*Exercise*
Once you find a line containing the word "content" in the entries below, copy it.

*Data records*
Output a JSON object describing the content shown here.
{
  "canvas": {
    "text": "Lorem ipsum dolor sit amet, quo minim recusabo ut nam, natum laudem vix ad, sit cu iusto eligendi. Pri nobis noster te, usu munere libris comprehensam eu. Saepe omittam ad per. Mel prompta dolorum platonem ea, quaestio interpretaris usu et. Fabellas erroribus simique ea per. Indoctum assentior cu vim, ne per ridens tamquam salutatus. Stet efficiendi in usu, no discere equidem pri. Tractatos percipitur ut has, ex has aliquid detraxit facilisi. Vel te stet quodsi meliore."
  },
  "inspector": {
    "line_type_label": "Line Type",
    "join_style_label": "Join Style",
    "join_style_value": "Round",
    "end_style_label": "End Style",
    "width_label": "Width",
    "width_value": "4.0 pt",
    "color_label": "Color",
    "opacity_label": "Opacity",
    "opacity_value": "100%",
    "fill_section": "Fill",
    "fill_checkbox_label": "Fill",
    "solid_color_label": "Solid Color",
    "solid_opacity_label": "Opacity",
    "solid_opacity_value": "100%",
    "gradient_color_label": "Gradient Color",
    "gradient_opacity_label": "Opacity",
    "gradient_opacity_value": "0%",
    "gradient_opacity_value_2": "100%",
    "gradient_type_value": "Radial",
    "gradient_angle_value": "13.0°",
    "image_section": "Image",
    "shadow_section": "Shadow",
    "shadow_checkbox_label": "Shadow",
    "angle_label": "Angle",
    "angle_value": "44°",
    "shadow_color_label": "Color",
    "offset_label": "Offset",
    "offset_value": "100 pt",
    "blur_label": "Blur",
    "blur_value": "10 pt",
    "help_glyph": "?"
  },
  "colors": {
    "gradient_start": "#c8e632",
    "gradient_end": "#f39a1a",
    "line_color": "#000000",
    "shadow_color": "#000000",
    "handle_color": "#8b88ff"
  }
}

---

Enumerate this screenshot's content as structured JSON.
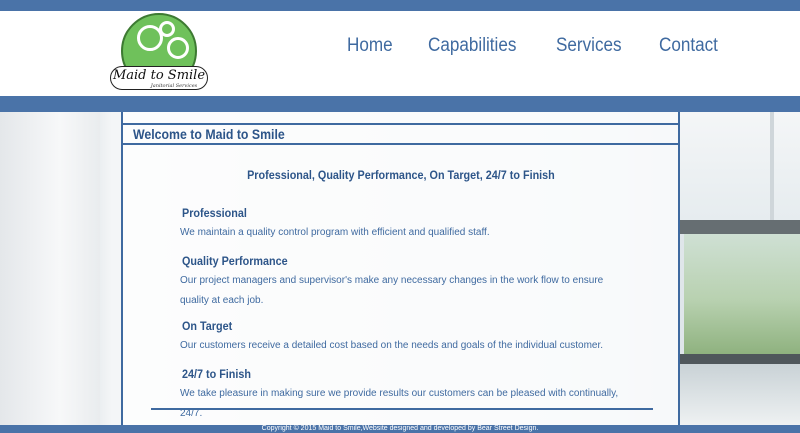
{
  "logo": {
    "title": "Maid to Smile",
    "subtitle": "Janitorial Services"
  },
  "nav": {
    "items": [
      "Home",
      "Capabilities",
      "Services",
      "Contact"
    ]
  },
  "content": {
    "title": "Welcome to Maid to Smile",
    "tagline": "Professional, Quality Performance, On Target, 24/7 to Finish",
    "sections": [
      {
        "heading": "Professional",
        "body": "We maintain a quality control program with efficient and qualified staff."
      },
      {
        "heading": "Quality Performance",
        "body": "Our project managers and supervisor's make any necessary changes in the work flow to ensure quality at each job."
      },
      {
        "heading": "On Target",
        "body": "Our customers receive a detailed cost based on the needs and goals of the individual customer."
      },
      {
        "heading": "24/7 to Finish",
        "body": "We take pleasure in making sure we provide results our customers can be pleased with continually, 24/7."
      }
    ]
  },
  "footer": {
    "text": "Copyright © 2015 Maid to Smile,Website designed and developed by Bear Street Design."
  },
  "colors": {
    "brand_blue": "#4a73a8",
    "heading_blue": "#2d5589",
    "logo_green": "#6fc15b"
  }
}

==

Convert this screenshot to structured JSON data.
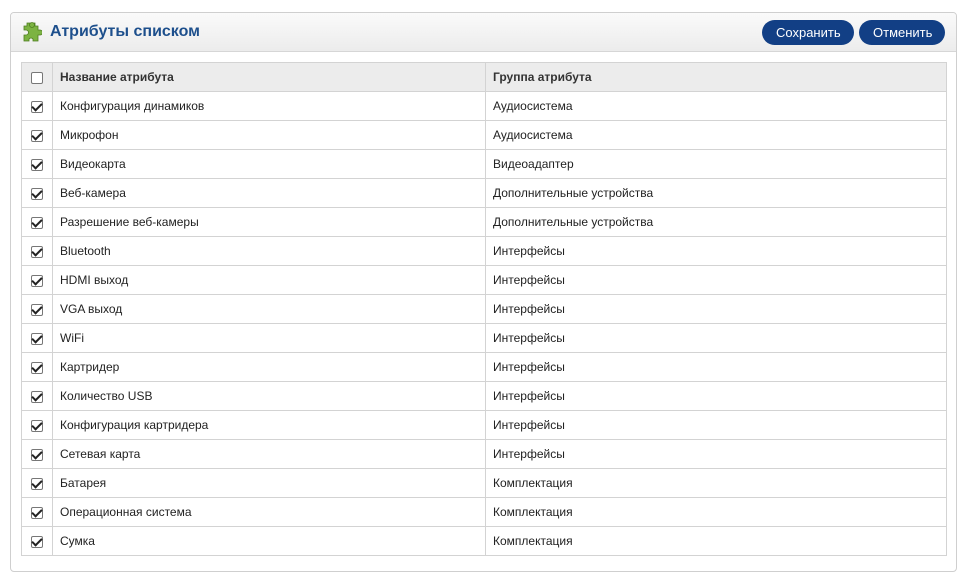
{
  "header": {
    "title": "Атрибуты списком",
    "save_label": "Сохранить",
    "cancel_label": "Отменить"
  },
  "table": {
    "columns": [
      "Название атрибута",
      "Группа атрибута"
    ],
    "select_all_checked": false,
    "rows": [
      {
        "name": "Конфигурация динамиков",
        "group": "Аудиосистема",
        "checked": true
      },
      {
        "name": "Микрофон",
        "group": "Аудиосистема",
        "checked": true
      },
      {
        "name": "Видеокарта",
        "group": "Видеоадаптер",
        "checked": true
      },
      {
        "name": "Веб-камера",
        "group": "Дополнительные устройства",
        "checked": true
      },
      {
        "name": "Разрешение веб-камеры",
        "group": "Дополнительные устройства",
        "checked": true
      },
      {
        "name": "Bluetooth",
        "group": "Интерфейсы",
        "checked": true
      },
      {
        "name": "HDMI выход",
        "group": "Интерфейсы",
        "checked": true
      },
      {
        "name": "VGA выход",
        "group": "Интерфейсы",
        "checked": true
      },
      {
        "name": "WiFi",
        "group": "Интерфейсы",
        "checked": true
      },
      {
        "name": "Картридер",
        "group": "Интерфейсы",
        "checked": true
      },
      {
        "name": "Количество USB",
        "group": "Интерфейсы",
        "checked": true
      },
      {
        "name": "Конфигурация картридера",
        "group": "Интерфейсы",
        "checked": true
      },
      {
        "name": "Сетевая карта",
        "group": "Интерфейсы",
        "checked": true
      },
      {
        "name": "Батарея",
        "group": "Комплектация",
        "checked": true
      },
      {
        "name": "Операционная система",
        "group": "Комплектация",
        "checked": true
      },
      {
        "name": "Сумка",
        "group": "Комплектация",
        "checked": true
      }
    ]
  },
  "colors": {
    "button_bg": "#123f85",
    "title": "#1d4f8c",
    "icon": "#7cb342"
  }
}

*Problem solution*
Output a JSON object describing the content shown here.
Enumerate this screenshot's content as structured JSON.
  "content": {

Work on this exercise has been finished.